• MATERIAL TO PROCESS:
Start of Block

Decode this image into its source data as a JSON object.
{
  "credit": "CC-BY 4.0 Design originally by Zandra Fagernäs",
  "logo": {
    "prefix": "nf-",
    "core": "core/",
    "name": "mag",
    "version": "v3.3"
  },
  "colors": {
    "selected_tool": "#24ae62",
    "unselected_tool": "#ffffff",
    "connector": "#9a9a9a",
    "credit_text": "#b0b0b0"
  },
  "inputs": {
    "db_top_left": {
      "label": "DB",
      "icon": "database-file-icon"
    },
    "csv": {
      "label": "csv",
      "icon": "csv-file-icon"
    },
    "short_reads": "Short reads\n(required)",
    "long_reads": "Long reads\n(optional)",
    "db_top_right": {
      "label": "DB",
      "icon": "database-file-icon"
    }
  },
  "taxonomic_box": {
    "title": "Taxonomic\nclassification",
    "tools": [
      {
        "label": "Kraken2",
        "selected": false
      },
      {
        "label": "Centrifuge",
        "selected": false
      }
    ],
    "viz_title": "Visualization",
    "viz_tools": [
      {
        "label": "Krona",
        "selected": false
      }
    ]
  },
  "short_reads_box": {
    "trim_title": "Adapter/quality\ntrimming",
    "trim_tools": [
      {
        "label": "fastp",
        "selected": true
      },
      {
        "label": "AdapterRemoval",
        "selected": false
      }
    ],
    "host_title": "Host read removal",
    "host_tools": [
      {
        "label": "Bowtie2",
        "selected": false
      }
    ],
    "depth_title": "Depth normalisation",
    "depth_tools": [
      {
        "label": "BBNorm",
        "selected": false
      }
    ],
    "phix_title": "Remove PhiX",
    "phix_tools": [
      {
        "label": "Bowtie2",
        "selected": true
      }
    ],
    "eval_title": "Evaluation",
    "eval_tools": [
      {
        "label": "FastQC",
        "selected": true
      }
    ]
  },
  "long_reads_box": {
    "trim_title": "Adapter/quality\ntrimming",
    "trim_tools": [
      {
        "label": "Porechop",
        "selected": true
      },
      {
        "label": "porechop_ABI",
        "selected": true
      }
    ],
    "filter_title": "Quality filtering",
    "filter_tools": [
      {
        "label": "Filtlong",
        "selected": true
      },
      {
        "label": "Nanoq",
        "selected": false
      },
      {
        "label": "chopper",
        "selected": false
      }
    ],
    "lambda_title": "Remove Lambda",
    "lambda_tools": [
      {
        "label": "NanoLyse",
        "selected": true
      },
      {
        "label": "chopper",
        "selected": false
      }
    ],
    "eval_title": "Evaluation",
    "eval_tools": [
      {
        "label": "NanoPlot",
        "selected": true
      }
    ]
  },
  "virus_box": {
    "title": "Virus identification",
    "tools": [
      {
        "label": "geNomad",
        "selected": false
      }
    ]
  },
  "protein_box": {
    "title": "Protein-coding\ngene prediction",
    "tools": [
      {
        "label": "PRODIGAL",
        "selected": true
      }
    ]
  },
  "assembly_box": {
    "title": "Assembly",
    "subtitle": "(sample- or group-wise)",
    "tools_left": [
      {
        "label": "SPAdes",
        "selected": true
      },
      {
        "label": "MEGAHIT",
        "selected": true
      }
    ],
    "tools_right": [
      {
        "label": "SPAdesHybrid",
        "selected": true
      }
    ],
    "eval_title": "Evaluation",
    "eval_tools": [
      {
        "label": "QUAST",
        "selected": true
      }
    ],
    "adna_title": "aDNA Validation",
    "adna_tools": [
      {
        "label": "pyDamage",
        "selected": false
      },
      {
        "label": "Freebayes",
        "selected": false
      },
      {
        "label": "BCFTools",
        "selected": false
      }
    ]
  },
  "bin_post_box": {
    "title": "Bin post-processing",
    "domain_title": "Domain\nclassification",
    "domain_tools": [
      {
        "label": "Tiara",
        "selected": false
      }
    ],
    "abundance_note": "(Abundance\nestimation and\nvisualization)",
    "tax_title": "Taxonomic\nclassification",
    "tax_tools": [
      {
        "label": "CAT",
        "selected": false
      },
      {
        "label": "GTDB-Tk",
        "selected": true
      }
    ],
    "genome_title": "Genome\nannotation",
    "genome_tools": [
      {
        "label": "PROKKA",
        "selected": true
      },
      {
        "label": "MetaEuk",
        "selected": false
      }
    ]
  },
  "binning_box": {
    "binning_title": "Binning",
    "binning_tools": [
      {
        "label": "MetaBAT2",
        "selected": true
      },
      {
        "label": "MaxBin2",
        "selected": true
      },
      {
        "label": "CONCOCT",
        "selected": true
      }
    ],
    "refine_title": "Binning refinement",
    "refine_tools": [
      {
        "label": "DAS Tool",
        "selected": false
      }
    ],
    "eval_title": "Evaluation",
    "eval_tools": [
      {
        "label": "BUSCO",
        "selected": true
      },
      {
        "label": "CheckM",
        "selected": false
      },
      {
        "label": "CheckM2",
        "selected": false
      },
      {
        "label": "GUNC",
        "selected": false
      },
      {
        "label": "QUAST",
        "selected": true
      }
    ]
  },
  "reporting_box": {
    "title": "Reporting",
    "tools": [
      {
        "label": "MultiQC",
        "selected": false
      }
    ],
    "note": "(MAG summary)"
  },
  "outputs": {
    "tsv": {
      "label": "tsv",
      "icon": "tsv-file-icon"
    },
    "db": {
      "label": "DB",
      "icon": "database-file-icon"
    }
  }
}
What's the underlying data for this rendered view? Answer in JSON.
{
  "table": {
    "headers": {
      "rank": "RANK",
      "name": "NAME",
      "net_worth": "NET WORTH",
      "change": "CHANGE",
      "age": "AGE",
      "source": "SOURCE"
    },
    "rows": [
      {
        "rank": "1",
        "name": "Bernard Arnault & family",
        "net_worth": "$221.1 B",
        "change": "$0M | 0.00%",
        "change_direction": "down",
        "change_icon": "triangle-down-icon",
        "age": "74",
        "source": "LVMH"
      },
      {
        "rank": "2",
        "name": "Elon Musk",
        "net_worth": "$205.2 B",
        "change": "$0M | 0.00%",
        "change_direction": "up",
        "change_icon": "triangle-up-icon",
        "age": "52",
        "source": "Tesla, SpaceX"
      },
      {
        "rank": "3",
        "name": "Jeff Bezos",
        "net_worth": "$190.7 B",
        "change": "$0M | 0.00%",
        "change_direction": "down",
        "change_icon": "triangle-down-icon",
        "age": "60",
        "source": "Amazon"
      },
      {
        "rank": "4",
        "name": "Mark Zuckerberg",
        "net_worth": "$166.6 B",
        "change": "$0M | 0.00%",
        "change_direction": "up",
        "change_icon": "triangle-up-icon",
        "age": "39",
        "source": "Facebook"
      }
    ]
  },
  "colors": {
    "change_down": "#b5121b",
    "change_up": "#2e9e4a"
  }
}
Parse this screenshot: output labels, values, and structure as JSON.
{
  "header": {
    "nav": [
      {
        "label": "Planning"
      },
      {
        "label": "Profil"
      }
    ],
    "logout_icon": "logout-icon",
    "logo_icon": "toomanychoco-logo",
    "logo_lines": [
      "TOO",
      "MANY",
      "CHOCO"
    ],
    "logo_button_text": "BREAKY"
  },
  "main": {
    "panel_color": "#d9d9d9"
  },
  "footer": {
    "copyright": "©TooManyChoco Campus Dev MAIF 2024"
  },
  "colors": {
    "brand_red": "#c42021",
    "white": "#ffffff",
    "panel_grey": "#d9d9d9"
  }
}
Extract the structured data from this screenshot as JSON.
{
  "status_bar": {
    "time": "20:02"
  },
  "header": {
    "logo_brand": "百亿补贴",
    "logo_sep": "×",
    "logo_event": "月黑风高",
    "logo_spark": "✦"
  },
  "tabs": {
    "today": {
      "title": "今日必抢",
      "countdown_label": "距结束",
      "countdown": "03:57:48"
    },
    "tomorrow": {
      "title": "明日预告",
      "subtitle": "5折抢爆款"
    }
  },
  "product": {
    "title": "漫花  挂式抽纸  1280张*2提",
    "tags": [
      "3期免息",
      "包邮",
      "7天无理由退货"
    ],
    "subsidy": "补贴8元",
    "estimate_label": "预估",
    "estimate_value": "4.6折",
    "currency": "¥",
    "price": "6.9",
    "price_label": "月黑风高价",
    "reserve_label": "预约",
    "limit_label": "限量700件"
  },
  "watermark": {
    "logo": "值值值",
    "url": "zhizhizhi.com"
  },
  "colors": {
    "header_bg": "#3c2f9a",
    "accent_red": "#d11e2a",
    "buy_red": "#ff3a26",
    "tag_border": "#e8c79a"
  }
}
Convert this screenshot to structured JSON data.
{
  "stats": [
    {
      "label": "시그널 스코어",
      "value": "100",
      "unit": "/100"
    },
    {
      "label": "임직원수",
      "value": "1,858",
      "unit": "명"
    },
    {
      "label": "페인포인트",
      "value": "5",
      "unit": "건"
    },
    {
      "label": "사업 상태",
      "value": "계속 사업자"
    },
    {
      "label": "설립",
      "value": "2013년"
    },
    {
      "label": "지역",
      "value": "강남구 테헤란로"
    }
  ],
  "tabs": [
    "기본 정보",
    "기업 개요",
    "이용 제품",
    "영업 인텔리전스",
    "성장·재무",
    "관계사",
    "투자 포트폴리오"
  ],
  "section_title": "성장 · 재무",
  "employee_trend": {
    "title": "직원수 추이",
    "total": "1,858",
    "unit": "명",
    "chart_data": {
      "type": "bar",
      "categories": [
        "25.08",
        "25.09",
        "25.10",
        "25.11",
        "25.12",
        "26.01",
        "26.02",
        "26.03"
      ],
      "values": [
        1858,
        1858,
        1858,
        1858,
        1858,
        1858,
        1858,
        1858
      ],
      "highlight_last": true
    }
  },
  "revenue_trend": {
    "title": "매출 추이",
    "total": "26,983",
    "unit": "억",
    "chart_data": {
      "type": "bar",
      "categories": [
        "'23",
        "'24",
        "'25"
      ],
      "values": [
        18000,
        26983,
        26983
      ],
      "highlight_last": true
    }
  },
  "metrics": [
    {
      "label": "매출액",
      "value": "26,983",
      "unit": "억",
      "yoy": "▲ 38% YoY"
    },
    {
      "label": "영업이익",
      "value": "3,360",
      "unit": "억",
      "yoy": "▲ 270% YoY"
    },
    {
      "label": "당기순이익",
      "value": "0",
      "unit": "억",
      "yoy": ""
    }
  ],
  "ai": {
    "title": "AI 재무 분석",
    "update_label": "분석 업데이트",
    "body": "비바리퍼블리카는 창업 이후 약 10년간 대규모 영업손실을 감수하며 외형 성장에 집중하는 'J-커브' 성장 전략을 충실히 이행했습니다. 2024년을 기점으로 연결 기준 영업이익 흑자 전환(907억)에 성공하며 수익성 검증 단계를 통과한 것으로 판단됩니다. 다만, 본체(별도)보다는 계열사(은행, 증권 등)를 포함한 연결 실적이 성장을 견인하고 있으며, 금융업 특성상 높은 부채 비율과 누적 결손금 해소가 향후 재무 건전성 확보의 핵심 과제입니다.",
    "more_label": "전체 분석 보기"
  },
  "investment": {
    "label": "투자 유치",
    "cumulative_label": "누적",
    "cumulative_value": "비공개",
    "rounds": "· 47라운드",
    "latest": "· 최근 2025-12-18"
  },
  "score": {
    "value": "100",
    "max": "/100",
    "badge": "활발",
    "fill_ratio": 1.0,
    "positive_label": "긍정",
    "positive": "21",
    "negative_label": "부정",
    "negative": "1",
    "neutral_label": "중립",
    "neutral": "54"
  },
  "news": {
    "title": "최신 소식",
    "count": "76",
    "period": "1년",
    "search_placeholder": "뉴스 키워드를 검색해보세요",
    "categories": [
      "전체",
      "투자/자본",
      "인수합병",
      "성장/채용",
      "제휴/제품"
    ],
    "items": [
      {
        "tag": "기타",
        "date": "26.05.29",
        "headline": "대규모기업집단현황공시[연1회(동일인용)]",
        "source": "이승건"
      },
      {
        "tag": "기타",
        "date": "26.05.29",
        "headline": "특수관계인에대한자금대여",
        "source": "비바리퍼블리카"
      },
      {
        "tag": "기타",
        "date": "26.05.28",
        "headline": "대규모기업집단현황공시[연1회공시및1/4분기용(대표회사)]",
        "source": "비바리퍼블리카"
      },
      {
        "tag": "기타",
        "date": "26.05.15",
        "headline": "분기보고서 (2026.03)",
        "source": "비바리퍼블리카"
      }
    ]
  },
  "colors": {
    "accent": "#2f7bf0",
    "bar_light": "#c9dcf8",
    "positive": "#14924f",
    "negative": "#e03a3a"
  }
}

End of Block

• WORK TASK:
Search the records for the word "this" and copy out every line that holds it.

• SOLVED PROBLEM:
Decode this image into its source data as a JSON object.
What's the underlying data for this rendered view? Answer in JSON.
Parse this screenshot: output labels, values, and structure as JSON.
Extract the structured data from this screenshot as JSON.
Convert this screenshot to structured JSON data.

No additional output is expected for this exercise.